* WORK REQUIRED
Within the lines below, find those that hold the string "this" and copy each one.

□ □ □ □ □

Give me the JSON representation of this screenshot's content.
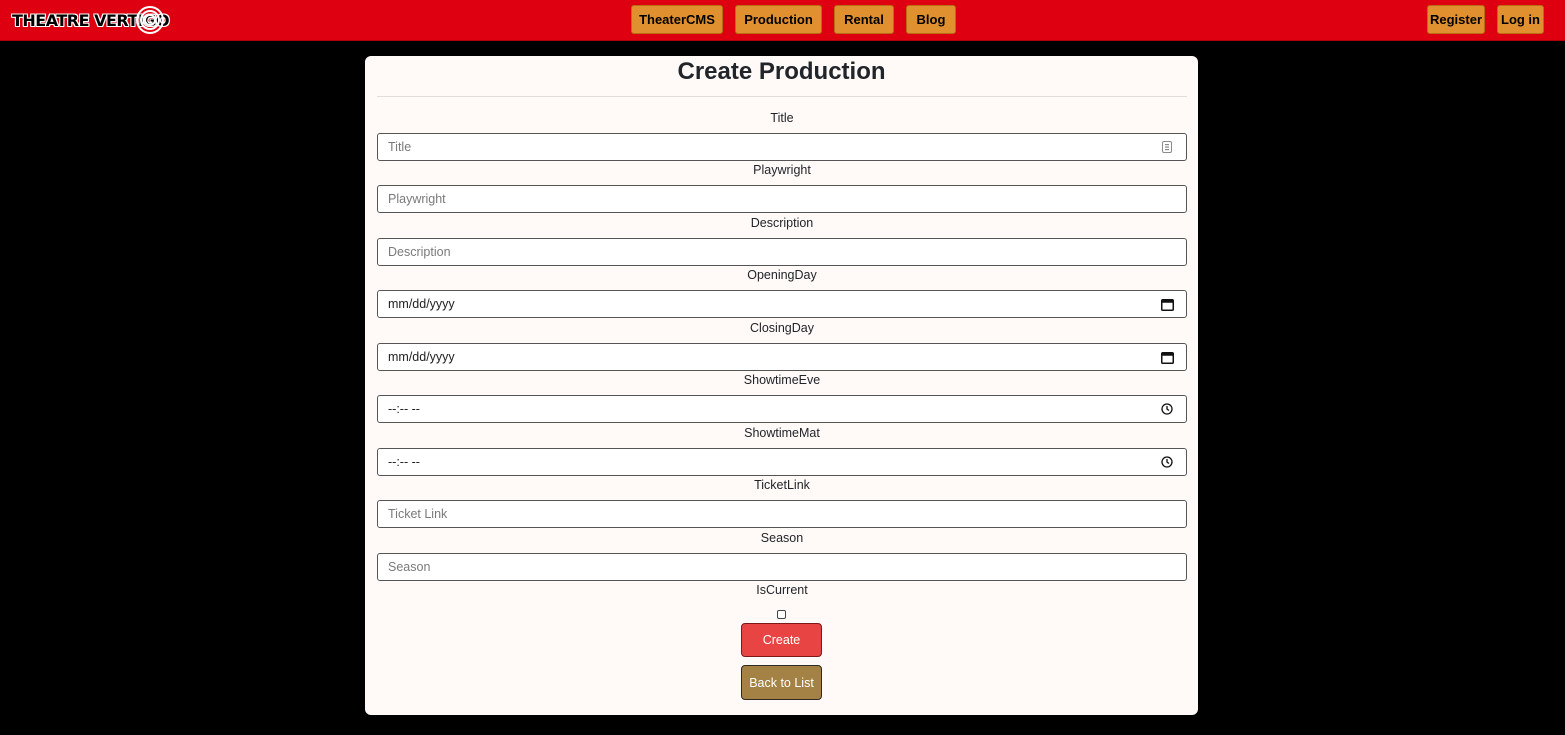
{
  "brand": {
    "name": "THEATRE VERTIGO"
  },
  "nav": {
    "center_items": [
      {
        "label": "TheaterCMS"
      },
      {
        "label": "Production"
      },
      {
        "label": "Rental"
      },
      {
        "label": "Blog"
      }
    ],
    "right_items": [
      {
        "label": "Register"
      },
      {
        "label": "Log in"
      }
    ]
  },
  "form": {
    "title": "Create Production",
    "fields": {
      "title": {
        "label": "Title",
        "placeholder": "Title"
      },
      "playwright": {
        "label": "Playwright",
        "placeholder": "Playwright"
      },
      "description": {
        "label": "Description",
        "placeholder": "Description"
      },
      "opening_day": {
        "label": "OpeningDay",
        "value": "mm/dd/yyyy",
        "icon": "calendar-icon"
      },
      "closing_day": {
        "label": "ClosingDay",
        "value": "mm/dd/yyyy",
        "icon": "calendar-icon"
      },
      "showtime_eve": {
        "label": "ShowtimeEve",
        "value": "--:-- --",
        "icon": "clock-icon"
      },
      "showtime_mat": {
        "label": "ShowtimeMat",
        "value": "--:-- --",
        "icon": "clock-icon"
      },
      "ticket_link": {
        "label": "TicketLink",
        "placeholder": "Ticket Link"
      },
      "season": {
        "label": "Season",
        "placeholder": "Season"
      },
      "is_current": {
        "label": "IsCurrent",
        "checked": false
      }
    },
    "create_label": "Create",
    "back_label": "Back to List"
  },
  "colors": {
    "navbar": "#de0010",
    "nav_button": "#e0902e",
    "page_bg": "#000000",
    "card_bg": "#fff9f8",
    "create_button": "#e84444",
    "back_button": "#a48245"
  }
}
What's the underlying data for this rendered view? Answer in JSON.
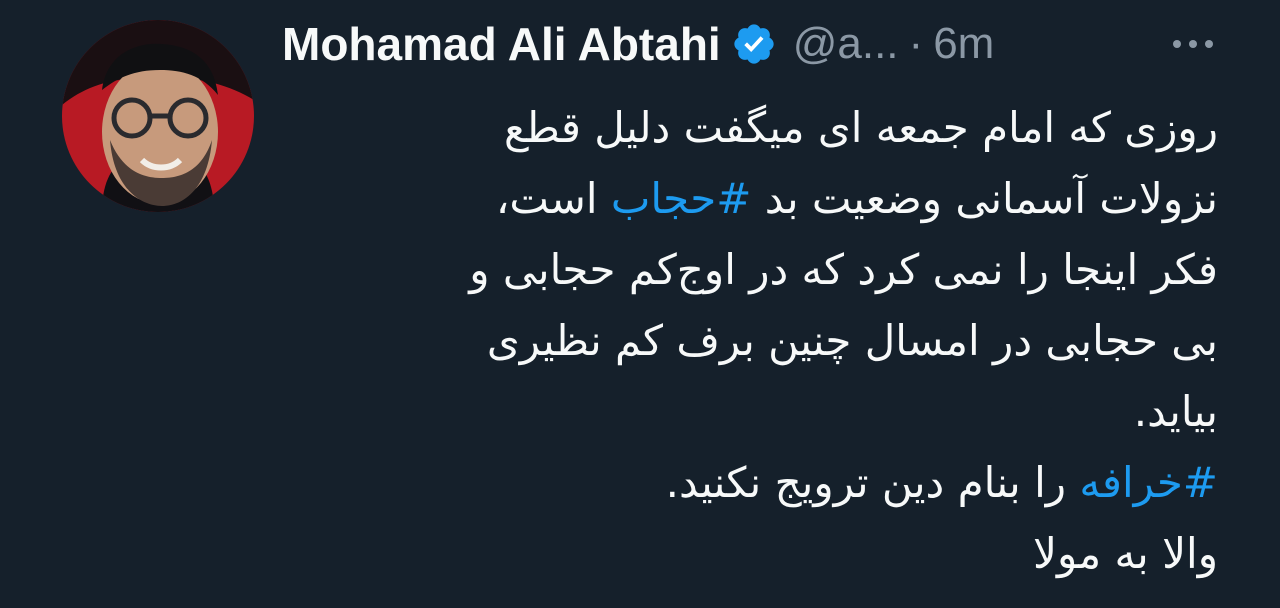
{
  "author": {
    "name": "Mohamad Ali Abtahi",
    "handle": "@a...",
    "separator": "·",
    "time": "6m",
    "verified": true
  },
  "icons": {
    "avatar": "avatar-photo",
    "verified": "verified-badge-icon",
    "more": "more-options-icon"
  },
  "colors": {
    "background": "#15202b",
    "text": "#f7f9f9",
    "secondary": "#8b98a5",
    "link": "#1d9bf0",
    "verified_badge": "#1d9bf0"
  },
  "tweet": {
    "line1": "روزی که امام جمعه ای میگفت دلیل قطع",
    "line2_pre": "نزولات آسمانی وضعیت بد ",
    "line2_hashtag": "#حجاب",
    "line2_post": " است،",
    "line3": "فکر اینجا را نمی کرد که در اوج‌کم حجابی و",
    "line4": "بی حجابی در امسال چنین برف کم نظیری",
    "line5": "بیاید.",
    "line6_hashtag": "#خرافه",
    "line6_post": " را بنام دین ترویج نکنید.",
    "line7": "والا به مولا"
  }
}
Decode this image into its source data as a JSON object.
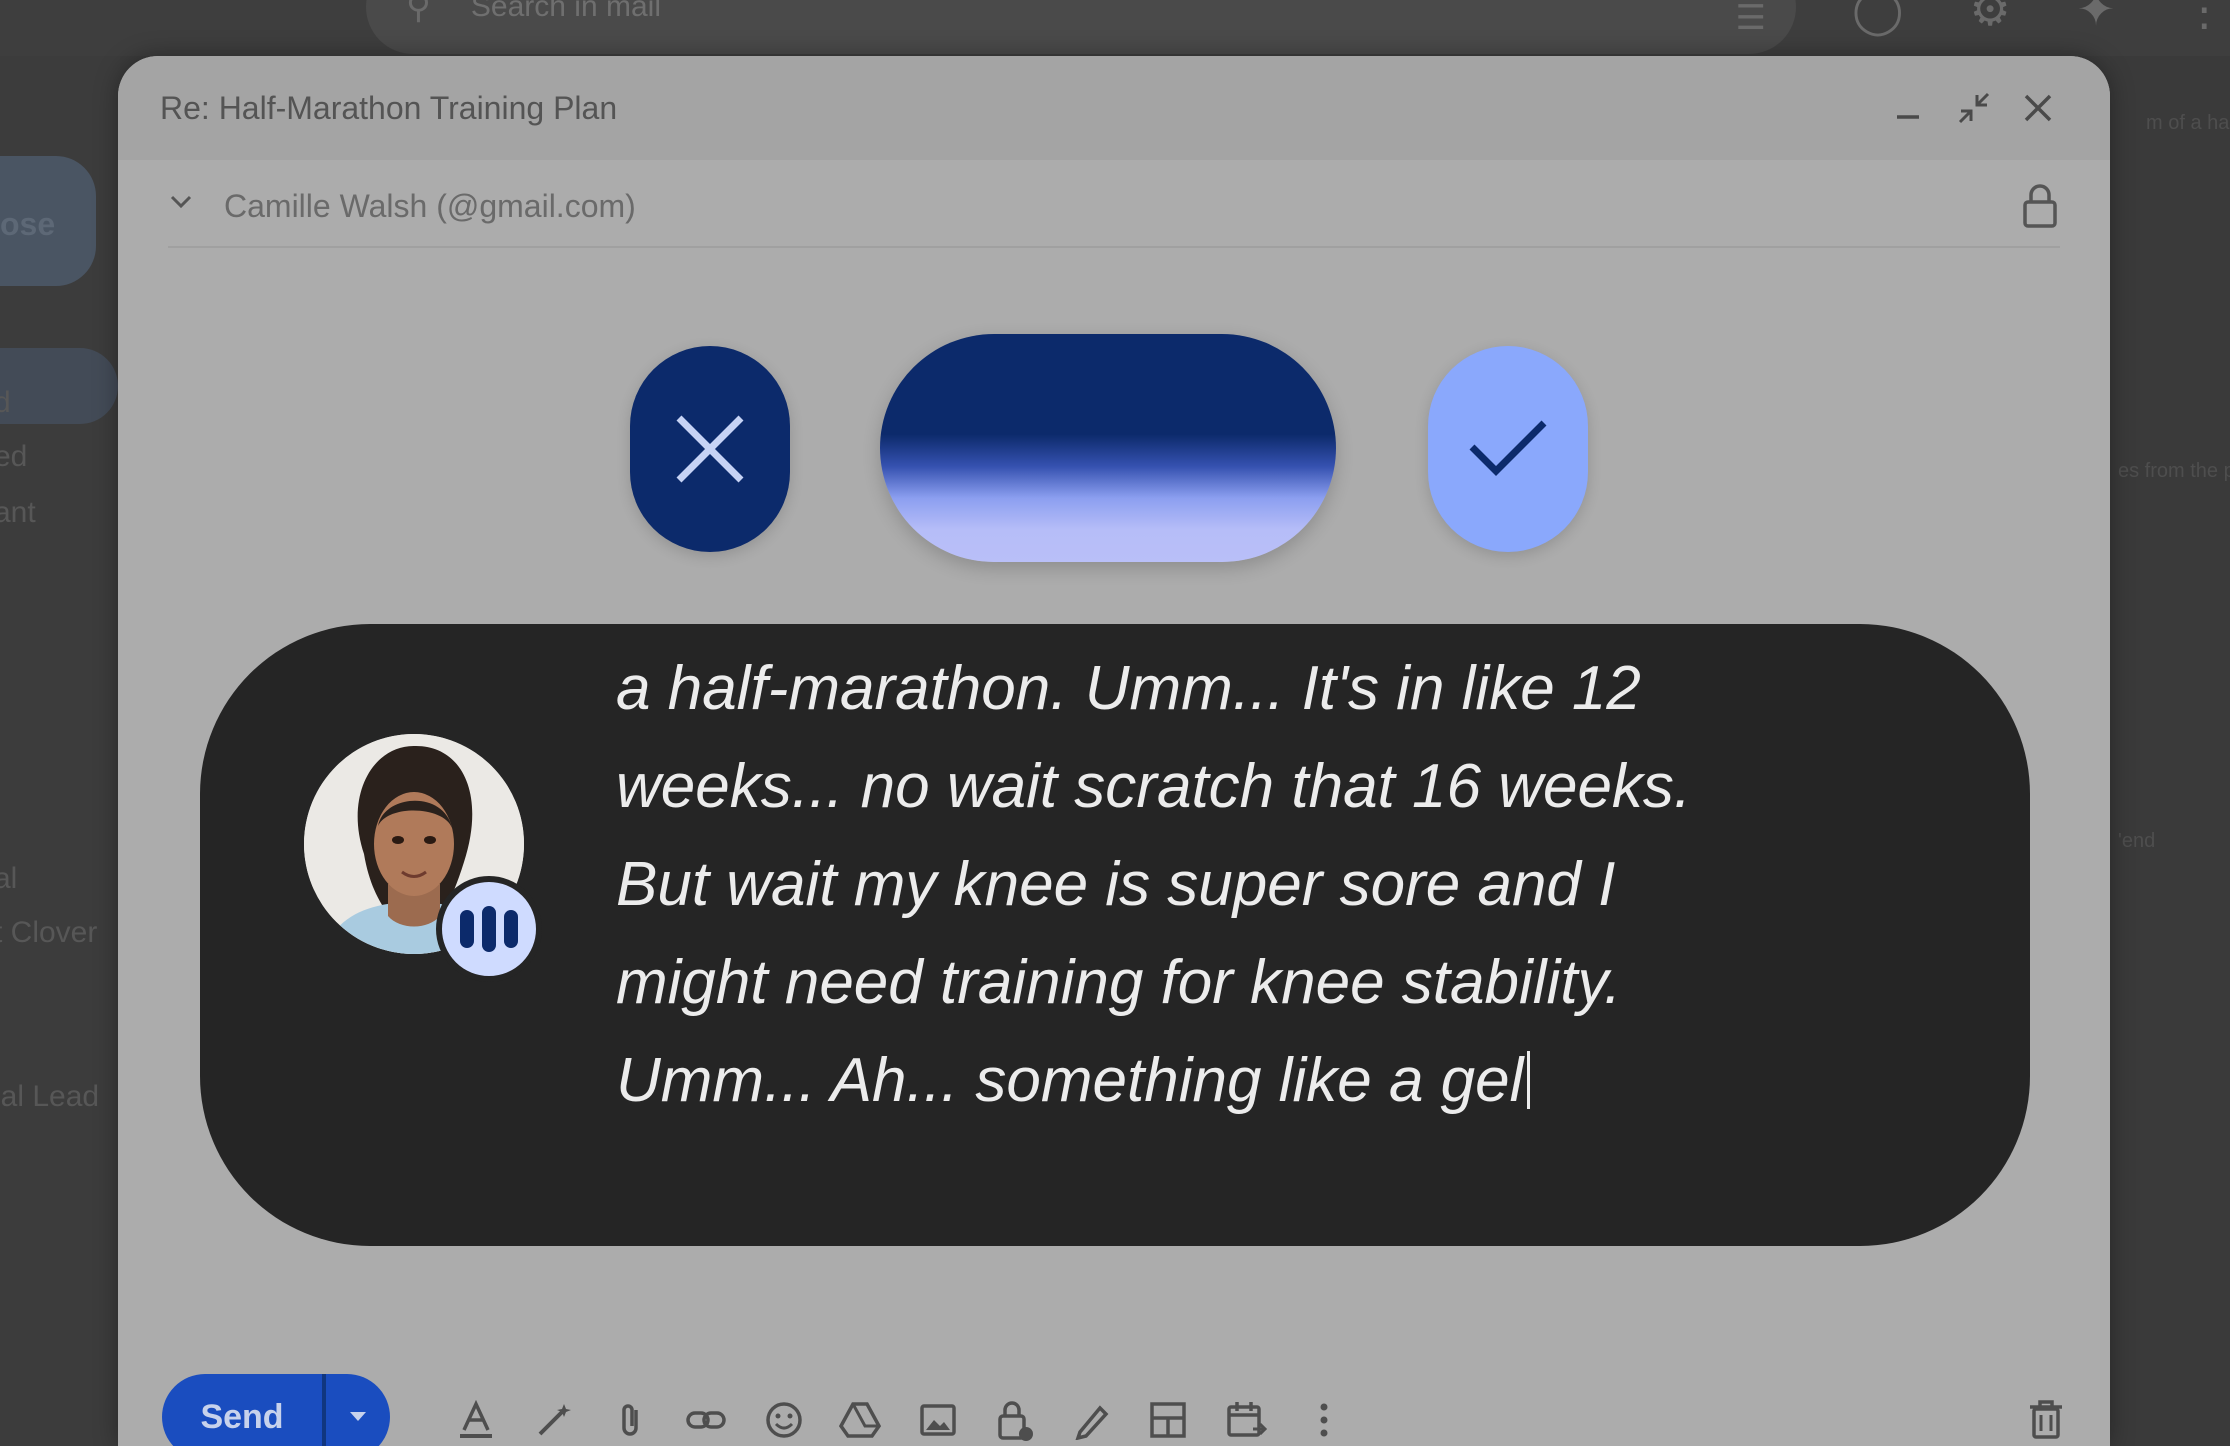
{
  "background": {
    "search_placeholder": "Search in mail",
    "compose_label": "ose",
    "nav_items": [
      "d",
      "ed",
      "ant",
      "al",
      "t Clover",
      "ial Lead"
    ],
    "right_text": [
      "m of a hal",
      "es from the p",
      "'end"
    ]
  },
  "compose": {
    "title": "Re: Half-Marathon Training Plan",
    "recipient": "Camille Walsh (@gmail.com)",
    "window_controls": {
      "minimize_icon": "minimize-icon",
      "expand_icon": "exit-fullscreen-icon",
      "close_icon": "close-icon"
    }
  },
  "voice_controls": {
    "cancel_icon": "close-icon",
    "confirm_icon": "check-icon",
    "colors": {
      "cancel": "#0c2a6b",
      "confirm": "#8aa8fc",
      "wave_top": "#0c2a6b",
      "wave_bottom": "#b9bff8"
    }
  },
  "transcript": {
    "lines": [
      "a half-marathon. Umm... It's in like 12",
      "weeks... no wait scratch that 16 weeks.",
      "But wait my knee is super sore and I",
      "might need training for knee stability.",
      "Umm... Ah... something like a gel"
    ],
    "badge_icon": "audio-bars-icon"
  },
  "toolbar": {
    "send_label": "Send",
    "icons": [
      "format-text-icon",
      "magic-wand-icon",
      "attach-icon",
      "link-icon",
      "emoji-icon",
      "drive-icon",
      "photo-icon",
      "confidential-lock-icon",
      "signature-pen-icon",
      "layout-icon",
      "schedule-calendar-icon",
      "more-options-icon",
      "delete-trash-icon"
    ]
  }
}
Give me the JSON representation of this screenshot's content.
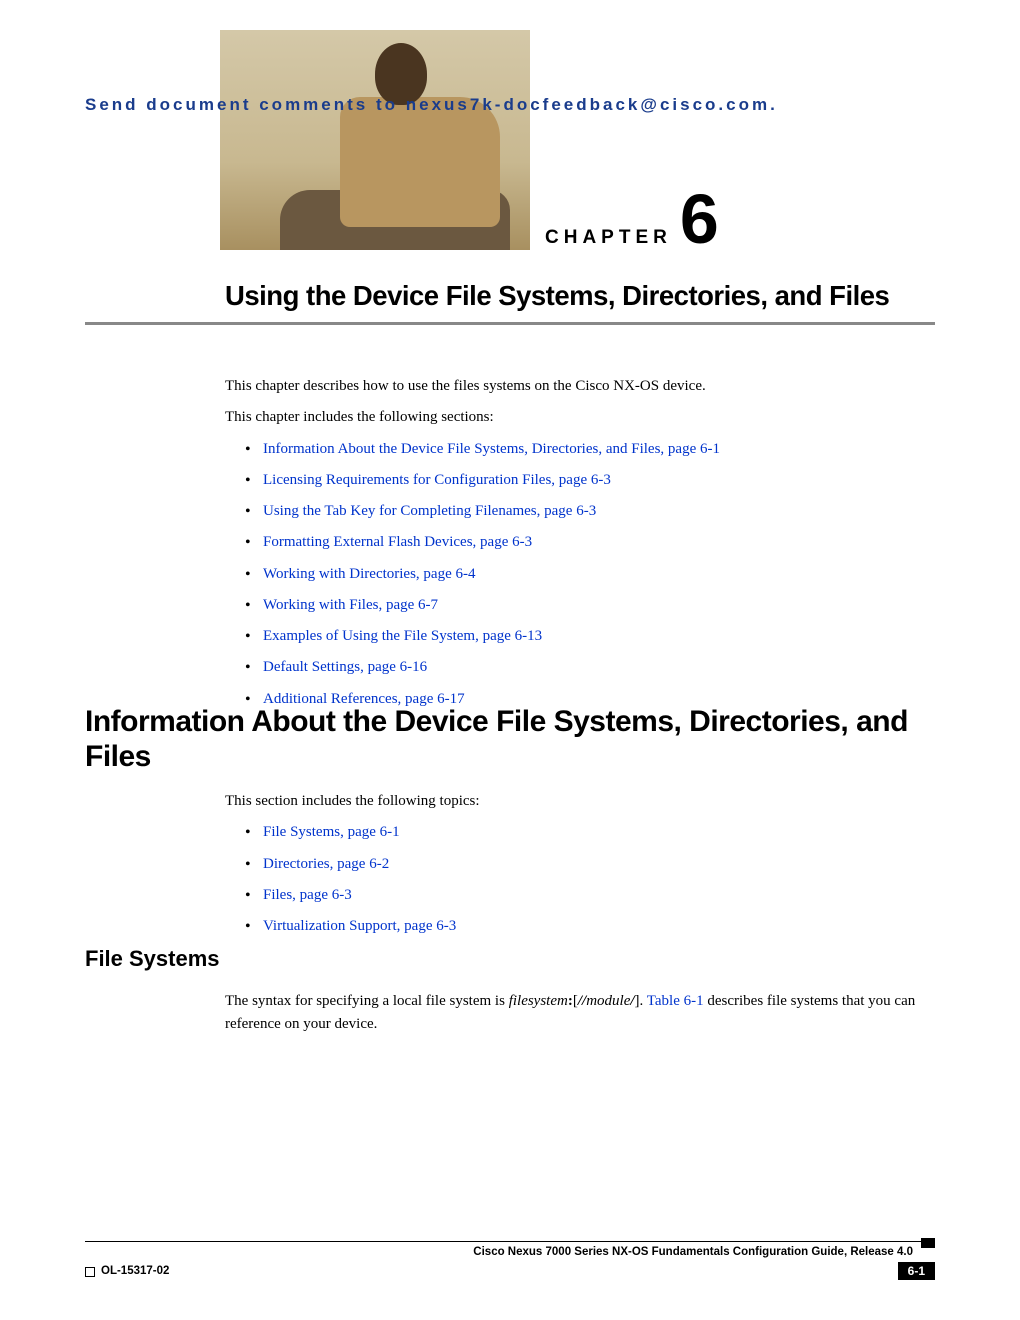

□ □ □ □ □

* ANSWER
Give me the JSON representation of this screenshot's content.
What's the underlying data for this rendered view? Answer in JSON.
Decode this image into its source data as a JSON object.
Give me the JSON representation of this screenshot's content.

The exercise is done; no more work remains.